Posted on

Possessory Title 3


Filing of documents for possessory title has already begun at the Possessory title unit in the High Court in accordance with Possessory Title Act, No 38 of 2004. You may have already seen a few notices in the newspapers. The notices that the Act requires must be done on the prescribed Form 2 and have to be posted two months apart.

Opposing the application

The notices require personal appearance by any person who has an interest, his agent or his lawyer. More than one person could oppose the application. In entering an appearance, the interested person must file the prescribed Form 3 and a written claim within 21 days of the appearance. After the documents are filed a copy of each must be served on the applicant.{{more}}

If no one opposes the application, the Registrar of the High Court will issue a certificate of non-appearance and a date will be fixed for the matter to be heard before the judge. When a person enters an appearance, the Registrar must make the relevant entry and set a date for hearing.

Affidavit from persons without interest

Any person who has information pertaining to the property in question could file an affidavit even if he does not intend to claim or oppose the application. The affidavit should disclose matters to do with the possessory title and must be served on all the parties concerned.

Powers of the Court

If no appearance is made by an opposing party, the court can issue a default judgment. If an appearance is made but the written claim is not done within 21 days of the appearance, the court could hear the matter ex parte. It could also order costs to be paid by any of the parties in the matter. A certificate of possessory title would be awarded to the successful party. A party who is dissatisfied may appeal the judge’s order. The Registrar of the High Court must publish, in one newspaper, particulars of orders issued by the court.

When the party is awarded title, he could register a deed for possessory title at the Land Registry. The stamp duty for such deed is three percent of the value of the real estate.

Difference between the old and the new

The new system is fairer than the old system. The procedure is transparent and provides more safeguards. The publications in the newspaper provide notice to the whole world. If the true owner does not see the notice then a member of his family or a friend might see it and convey the information. The applicant has a duty to inform the immediate neighbours of the property about the application. The applicant must also leave notices at conspicuous places. There was not any publicity given to the registration of the old declaration. The new system gives a fair amount of time for the true owner if he is not the applicant, to oppose the application.


The applicant must pay for the notices published in the newspaper and the filing fees for all affidavits, notices and application. The filing fees are similar to other applications filed in court.
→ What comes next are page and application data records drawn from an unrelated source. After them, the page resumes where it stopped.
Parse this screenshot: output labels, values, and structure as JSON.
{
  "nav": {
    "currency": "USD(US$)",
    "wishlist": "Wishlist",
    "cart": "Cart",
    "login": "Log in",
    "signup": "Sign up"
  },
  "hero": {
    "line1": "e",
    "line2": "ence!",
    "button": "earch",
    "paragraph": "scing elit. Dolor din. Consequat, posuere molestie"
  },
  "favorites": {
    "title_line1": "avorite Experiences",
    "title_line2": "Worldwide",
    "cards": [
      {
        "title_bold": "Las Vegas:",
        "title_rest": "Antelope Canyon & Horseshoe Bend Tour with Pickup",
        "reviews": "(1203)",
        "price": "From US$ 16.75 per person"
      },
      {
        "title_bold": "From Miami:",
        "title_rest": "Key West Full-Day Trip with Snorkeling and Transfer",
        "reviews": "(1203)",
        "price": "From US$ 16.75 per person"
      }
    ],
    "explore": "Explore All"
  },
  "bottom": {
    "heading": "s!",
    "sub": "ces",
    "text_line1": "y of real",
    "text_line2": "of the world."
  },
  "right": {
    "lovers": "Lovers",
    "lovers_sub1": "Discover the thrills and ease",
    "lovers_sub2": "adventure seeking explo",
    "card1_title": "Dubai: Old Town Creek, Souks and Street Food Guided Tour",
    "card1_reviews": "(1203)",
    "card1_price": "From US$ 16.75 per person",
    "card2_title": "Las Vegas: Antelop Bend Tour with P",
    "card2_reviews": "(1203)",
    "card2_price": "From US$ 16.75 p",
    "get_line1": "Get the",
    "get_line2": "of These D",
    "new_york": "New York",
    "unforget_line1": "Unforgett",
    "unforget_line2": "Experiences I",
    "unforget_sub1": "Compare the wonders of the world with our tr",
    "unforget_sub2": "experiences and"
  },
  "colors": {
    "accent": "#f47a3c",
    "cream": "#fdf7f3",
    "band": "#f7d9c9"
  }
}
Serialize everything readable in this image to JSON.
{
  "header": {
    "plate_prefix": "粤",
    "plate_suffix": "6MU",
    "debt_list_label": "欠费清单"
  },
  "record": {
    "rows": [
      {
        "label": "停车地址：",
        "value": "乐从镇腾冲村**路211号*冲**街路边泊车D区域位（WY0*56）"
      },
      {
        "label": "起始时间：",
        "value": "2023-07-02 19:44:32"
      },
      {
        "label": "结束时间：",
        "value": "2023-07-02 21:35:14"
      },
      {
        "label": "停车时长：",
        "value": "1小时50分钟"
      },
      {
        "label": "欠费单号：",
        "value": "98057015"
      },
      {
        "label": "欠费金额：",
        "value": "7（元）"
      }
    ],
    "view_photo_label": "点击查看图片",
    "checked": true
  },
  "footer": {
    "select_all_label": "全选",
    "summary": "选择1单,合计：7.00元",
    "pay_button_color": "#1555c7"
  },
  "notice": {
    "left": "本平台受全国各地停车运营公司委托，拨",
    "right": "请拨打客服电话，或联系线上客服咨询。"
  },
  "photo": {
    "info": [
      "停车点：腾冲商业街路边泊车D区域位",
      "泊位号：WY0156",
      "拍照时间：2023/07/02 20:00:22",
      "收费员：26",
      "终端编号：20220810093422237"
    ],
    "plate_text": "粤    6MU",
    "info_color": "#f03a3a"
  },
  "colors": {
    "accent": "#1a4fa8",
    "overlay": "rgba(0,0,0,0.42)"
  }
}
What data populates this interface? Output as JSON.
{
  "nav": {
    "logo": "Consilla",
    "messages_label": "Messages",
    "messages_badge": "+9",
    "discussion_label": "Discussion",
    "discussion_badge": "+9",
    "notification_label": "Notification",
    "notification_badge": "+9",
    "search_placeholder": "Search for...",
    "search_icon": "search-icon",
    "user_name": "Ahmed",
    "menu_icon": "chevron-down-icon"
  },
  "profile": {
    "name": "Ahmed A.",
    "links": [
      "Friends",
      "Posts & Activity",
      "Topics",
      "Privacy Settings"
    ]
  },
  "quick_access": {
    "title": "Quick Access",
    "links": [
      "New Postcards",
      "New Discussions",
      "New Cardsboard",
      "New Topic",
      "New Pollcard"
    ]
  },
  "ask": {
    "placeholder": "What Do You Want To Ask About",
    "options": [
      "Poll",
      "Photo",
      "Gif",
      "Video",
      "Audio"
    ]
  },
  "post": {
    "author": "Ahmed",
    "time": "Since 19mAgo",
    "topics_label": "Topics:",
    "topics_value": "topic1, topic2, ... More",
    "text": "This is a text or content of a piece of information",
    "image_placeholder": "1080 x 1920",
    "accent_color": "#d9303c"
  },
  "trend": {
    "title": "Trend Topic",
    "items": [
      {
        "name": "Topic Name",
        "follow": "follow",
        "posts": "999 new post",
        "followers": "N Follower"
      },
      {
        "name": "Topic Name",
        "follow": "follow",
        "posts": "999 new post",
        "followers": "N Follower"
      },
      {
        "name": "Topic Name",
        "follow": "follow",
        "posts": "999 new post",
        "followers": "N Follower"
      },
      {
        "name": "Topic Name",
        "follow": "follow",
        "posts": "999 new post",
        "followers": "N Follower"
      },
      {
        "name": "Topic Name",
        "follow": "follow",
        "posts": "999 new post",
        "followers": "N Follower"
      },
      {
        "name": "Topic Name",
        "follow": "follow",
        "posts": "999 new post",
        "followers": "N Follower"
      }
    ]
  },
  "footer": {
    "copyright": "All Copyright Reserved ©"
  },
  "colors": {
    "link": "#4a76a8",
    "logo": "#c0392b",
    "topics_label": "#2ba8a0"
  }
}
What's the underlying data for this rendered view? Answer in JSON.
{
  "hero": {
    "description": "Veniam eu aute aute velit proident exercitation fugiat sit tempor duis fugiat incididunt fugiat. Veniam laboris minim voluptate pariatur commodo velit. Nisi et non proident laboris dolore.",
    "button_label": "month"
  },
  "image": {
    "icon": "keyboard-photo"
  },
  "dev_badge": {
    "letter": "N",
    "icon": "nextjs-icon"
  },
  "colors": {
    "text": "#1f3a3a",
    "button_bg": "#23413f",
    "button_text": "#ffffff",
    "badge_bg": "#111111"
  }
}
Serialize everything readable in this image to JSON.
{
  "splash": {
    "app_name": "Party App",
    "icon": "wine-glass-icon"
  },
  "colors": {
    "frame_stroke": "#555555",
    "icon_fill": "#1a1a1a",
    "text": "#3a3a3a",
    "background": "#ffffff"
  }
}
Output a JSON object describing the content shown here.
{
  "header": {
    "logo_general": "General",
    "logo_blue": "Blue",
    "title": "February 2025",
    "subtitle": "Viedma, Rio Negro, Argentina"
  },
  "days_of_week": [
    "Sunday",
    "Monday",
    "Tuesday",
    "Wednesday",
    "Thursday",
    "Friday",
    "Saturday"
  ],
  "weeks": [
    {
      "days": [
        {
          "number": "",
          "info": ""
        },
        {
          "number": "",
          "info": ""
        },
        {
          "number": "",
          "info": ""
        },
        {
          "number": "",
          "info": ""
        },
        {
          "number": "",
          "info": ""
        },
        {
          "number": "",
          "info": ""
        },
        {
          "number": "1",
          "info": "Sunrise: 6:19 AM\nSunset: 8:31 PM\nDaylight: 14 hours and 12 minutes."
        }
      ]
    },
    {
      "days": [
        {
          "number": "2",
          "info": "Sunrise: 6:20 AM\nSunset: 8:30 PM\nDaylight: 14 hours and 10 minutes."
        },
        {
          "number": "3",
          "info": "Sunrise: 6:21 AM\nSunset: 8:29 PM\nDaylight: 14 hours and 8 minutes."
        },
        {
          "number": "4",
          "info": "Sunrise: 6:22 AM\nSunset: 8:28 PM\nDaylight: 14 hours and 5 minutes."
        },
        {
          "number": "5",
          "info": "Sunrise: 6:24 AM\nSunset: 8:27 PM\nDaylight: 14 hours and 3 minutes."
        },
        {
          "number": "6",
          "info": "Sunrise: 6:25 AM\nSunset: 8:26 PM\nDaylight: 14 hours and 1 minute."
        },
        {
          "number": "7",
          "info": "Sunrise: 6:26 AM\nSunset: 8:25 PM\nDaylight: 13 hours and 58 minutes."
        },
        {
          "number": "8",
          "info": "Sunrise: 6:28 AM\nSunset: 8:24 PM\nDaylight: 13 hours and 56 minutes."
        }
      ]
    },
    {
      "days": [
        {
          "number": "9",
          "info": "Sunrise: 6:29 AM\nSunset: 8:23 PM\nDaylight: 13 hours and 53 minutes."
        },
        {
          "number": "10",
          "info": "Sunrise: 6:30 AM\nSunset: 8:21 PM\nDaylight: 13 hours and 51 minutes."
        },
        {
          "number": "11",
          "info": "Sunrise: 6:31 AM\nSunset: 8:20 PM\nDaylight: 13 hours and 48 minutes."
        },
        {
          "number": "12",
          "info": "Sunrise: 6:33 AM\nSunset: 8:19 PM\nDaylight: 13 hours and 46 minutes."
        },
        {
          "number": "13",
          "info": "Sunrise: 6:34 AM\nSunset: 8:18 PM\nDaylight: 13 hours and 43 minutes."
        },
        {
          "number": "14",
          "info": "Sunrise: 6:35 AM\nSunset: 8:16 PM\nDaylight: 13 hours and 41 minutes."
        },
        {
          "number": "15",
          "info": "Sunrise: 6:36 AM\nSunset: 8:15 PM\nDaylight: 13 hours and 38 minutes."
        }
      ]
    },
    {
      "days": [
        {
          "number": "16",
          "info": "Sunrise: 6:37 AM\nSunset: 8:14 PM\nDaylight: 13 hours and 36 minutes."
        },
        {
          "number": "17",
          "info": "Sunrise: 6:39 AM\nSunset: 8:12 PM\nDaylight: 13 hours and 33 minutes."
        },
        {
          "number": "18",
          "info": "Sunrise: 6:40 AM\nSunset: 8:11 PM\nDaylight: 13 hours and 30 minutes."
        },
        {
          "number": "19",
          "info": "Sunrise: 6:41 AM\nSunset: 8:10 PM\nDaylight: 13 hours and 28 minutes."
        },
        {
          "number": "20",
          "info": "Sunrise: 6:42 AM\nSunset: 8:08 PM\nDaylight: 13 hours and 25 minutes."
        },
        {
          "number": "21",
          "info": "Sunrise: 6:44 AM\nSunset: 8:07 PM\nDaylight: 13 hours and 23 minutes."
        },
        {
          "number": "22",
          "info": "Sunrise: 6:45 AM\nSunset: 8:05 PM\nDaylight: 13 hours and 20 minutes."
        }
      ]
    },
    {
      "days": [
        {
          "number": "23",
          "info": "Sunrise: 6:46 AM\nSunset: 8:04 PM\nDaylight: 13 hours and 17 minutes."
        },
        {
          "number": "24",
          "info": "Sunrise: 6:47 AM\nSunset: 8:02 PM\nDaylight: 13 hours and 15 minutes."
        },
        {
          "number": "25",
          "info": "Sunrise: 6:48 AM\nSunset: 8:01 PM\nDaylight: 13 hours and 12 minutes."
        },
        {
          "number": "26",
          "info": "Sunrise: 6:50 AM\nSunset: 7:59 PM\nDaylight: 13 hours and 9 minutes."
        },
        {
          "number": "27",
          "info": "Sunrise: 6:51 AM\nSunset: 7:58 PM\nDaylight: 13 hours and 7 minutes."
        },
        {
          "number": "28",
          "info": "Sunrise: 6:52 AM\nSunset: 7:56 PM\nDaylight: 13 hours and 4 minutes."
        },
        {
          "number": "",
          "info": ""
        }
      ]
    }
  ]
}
The certificate of title carries $10.00 and the solicitor’s fee for an uncontested application is $1000.00.

Anyone who has a registered possessory title under the old system could apply to have it processed under the new system in pursuant to Section 28 of the Act. This would enable him to use the property as collateral for a loan.